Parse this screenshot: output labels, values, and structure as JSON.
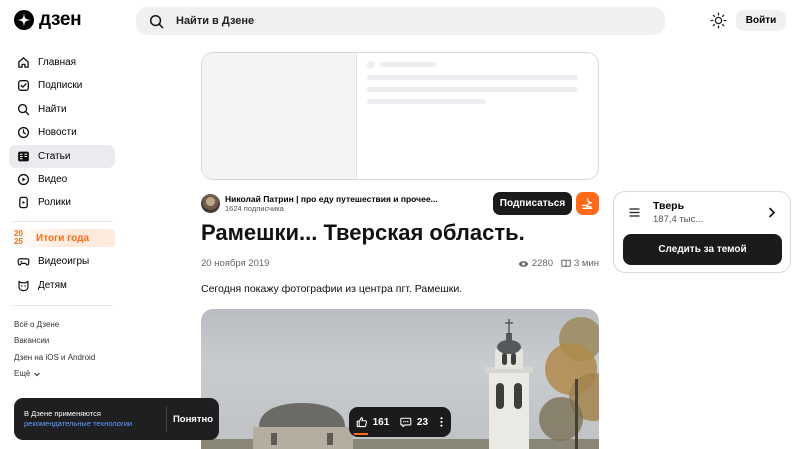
{
  "header": {
    "logo_text": "дзен",
    "search_placeholder": "Найти в Дзене",
    "login_label": "Войти"
  },
  "sidebar": {
    "items": [
      {
        "label": "Главная",
        "icon": "home-icon"
      },
      {
        "label": "Подписки",
        "icon": "subscriptions-icon"
      },
      {
        "label": "Найти",
        "icon": "search-icon"
      },
      {
        "label": "Новости",
        "icon": "news-icon"
      },
      {
        "label": "Статьи",
        "icon": "articles-icon",
        "active": true
      },
      {
        "label": "Видео",
        "icon": "video-icon"
      },
      {
        "label": "Ролики",
        "icon": "shorts-icon"
      }
    ],
    "year_badge_top": "20",
    "year_badge_bottom": "25",
    "year_label": "Итоги года",
    "extra_items": [
      {
        "label": "Видеоигры",
        "icon": "gamepad-icon"
      },
      {
        "label": "Детям",
        "icon": "kids-icon"
      }
    ],
    "footer_links": [
      "Всё о Дзене",
      "Вакансии",
      "Дзен на iOS и Android",
      "Ещё"
    ]
  },
  "article": {
    "author_name": "Николай Патрин | про еду путешествия и прочее...",
    "author_subscribers": "1624 подписчика",
    "subscribe_label": "Подписаться",
    "title": "Рамешки... Тверская область.",
    "date": "20 ноября 2019",
    "views": "2280",
    "read_time": "3 мин",
    "lead": "Сегодня покажу фотографии из центра пгт. Рамешки."
  },
  "reactions": {
    "likes": "161",
    "comments": "23"
  },
  "cookie": {
    "text": "В Дзене применяются",
    "link": "рекомендательные технологии",
    "ok_label": "Понятно"
  },
  "topic": {
    "name": "Тверь",
    "count": "187,4 тыс...",
    "follow_label": "Следить за темой"
  },
  "colors": {
    "accent": "#ff6a1a",
    "dark_button": "#1b1b1d",
    "link": "#5aa0ff"
  }
}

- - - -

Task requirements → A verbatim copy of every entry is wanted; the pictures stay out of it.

Response →
Parse this screenshot: output labels, values, and structure as JSON.
{
  "header": {
    "logo_text": "дзен",
    "search_placeholder": "Найти в Дзене",
    "login_label": "Войти"
  },
  "sidebar": {
    "items": [
      {
        "label": "Главная",
        "icon": "home-icon"
      },
      {
        "label": "Подписки",
        "icon": "subscriptions-icon"
      },
      {
        "label": "Найти",
        "icon": "search-icon"
      },
      {
        "label": "Новости",
        "icon": "news-icon"
      },
      {
        "label": "Статьи",
        "icon": "articles-icon",
        "active": true
      },
      {
        "label": "Видео",
        "icon": "video-icon"
      },
      {
        "label": "Ролики",
        "icon": "shorts-icon"
      }
    ],
    "year_badge_top": "20",
    "year_badge_bottom": "25",
    "year_label": "Итоги года",
    "extra_items": [
      {
        "label": "Видеоигры",
        "icon": "gamepad-icon"
      },
      {
        "label": "Детям",
        "icon": "kids-icon"
      }
    ],
    "footer_links": [
      "Всё о Дзене",
      "Вакансии",
      "Дзен на iOS и Android",
      "Ещё"
    ]
  },
  "article": {
    "author_name": "Николай Патрин | про еду путешествия и прочее...",
    "author_subscribers": "1624 подписчика",
    "subscribe_label": "Подписаться",
    "title": "Рамешки... Тверская область.",
    "date": "20 ноября 2019",
    "views": "2280",
    "read_time": "3 мин",
    "lead": "Сегодня покажу фотографии из центра пгт. Рамешки."
  },
  "reactions": {
    "likes": "161",
    "comments": "23"
  },
  "cookie": {
    "text": "В Дзене применяются",
    "link": "рекомендательные технологии",
    "ok_label": "Понятно"
  },
  "topic": {
    "name": "Тверь",
    "count": "187,4 тыс...",
    "follow_label": "Следить за темой"
  },
  "colors": {
    "accent": "#ff6a1a",
    "dark_button": "#1b1b1d",
    "link": "#5aa0ff"
  }
}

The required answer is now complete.